- Alyssum interplanted with thyme: alternating clumps of each made for a fragrant and attractive border.
- Various basils planted in masses behind chives. This looked really neat, the spikey chives along the edge of the bed were backed by tall and sturdy basil. I liked the contrasting textures.
- Mint in pots scattered through the garden worked great. Added a little structure and height, and kept the mint from becoming invasive. Pots placed strategically in the garden can add a really nice touch. Look for interesting shapes and colors.
- Mizuna mustard was great as a border. It's fringy leaves arched over the edge of the bed, softening it with an exotic touch.
- Peppers, sage, and small-flowered trailing petunias made a great combo. I liked the contrast of the cool silver sage in front of the dark green shiny leaves and fruits of the pepper. The petunias rambled among the sage and peppers, and the coral color I used really popped.
- Parsley made a great, hearty border interplanted with dark blue petunias. The parsley gets really dense and the petunias pop their blossoms up through, which looks really striking.
- Strawberries planted under eggplant. The strawberries will be done fruiting by the time the eggplant gets big and bushy.

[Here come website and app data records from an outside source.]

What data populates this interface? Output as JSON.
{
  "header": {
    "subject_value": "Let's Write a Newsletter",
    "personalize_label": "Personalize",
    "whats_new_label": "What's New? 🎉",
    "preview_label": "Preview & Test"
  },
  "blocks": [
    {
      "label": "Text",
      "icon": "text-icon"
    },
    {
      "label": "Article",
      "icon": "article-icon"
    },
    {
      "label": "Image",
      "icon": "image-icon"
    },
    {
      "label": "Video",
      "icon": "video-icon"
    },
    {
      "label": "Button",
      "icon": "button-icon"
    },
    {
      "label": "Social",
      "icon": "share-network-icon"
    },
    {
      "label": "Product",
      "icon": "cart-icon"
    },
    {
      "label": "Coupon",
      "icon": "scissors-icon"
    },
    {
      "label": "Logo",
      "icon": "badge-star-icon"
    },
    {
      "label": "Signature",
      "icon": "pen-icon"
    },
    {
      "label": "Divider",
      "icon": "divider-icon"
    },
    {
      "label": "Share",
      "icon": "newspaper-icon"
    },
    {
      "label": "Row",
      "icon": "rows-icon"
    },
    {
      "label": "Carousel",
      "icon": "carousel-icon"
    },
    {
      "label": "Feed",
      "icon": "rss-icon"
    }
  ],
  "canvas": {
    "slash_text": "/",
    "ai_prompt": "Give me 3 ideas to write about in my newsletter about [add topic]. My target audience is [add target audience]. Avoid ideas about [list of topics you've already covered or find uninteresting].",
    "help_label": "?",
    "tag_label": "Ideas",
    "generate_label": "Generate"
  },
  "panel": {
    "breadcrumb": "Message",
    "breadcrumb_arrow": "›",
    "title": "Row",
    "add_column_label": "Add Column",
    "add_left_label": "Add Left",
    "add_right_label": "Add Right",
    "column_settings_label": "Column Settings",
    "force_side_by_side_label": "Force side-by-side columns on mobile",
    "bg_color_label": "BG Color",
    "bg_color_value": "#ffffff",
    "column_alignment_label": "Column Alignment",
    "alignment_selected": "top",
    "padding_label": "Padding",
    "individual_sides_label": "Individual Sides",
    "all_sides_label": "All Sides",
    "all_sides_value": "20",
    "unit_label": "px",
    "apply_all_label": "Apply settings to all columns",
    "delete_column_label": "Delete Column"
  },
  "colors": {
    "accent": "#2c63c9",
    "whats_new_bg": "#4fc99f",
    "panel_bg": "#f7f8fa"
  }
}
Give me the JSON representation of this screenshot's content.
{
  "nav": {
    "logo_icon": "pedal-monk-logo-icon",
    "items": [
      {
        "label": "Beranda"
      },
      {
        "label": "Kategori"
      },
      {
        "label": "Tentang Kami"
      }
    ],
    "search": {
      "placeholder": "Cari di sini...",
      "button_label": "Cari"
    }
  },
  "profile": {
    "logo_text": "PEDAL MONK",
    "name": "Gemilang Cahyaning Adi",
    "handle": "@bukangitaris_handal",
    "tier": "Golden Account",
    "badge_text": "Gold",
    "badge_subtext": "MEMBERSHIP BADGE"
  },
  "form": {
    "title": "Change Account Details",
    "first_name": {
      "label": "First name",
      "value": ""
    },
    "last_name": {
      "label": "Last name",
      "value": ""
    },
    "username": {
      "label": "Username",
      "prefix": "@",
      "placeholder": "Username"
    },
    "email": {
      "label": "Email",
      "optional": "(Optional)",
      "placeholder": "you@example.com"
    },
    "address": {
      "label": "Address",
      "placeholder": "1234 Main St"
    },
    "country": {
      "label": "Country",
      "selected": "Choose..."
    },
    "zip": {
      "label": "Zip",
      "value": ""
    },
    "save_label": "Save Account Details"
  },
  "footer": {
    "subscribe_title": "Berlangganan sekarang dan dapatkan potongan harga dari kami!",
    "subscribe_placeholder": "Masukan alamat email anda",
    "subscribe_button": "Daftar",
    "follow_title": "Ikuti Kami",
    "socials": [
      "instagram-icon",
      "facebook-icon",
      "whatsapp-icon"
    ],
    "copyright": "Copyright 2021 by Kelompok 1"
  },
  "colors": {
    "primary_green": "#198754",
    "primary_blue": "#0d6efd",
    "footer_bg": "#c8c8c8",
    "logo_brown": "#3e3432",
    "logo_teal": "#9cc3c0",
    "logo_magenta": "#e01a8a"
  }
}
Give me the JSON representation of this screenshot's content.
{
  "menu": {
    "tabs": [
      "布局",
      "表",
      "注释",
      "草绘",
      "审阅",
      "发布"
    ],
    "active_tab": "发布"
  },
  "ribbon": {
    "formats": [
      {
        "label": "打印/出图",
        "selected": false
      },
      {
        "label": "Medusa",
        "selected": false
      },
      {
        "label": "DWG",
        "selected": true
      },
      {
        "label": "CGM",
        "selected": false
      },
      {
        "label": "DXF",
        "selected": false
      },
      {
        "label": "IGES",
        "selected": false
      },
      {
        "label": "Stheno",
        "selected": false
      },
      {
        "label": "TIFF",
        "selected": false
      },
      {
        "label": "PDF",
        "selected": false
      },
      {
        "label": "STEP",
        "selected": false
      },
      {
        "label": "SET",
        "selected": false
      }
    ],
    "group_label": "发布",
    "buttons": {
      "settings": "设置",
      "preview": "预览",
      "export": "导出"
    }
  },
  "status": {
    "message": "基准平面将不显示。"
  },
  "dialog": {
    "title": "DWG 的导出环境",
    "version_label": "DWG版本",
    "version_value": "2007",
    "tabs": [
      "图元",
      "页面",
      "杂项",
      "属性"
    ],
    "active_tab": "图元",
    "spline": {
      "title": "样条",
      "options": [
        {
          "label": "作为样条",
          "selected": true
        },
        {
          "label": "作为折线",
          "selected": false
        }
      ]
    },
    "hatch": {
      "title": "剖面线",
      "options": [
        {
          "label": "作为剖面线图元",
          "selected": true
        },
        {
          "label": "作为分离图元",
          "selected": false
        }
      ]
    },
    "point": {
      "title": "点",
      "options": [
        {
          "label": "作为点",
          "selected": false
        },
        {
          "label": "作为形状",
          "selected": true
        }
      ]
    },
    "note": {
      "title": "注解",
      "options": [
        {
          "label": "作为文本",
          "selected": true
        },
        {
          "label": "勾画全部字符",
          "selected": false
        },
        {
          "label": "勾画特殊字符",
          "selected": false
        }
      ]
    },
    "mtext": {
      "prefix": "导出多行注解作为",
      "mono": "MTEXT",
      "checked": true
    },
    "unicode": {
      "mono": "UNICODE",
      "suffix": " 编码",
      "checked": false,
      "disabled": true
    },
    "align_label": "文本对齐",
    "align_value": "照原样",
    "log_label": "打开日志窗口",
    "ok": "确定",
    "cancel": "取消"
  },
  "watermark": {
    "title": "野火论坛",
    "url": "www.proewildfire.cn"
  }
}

When it's eggplant's time to shine, the strawberry plants send their runners out and create a lush carpet underneath.
|A wide variety of color, height and texture packed into a|
small space lends a cottage garden feel.
|I don't love this combo of nicotiana,|
nasturtium and signet marigolds. The leaves
have contrast of shape, texture, but
they don't really help each other pop. Lots of
green but not much else.
- Nasturtium and peppers. Depending on what type of Nasturtium you plant, it may end up dwarfing the peppers and trying to knock them down. That's what it did here. The plants didn't look that great together either.
- Borage. Ok, more specifically TONS of borage. I went a little crazy with the borage because it was new to me. I planted it in masses in the center of beds, and didn't thin very much. It was great early in the season. 1-2 foot tall mounds of the fuzzy stems put forth beautiful blue flowers which attracted bees like crazy. But by late-July the plants were so tall and heavy they flopped over all their neighbors. Borage is really nice, but use it in moderation and along with very sturdy plants.
- Sunflowers should be kept in the back of a planting where they'll be appreciated for their height. I scattered them in masses among squash vines in a star-shaped bed with a giant sculpture in the middle of it. It didn't work so well. Keep 'em in the back where they can peek their showy heads over all the other garden residents.
|Maybe a little too much going on here. Not very well planned.|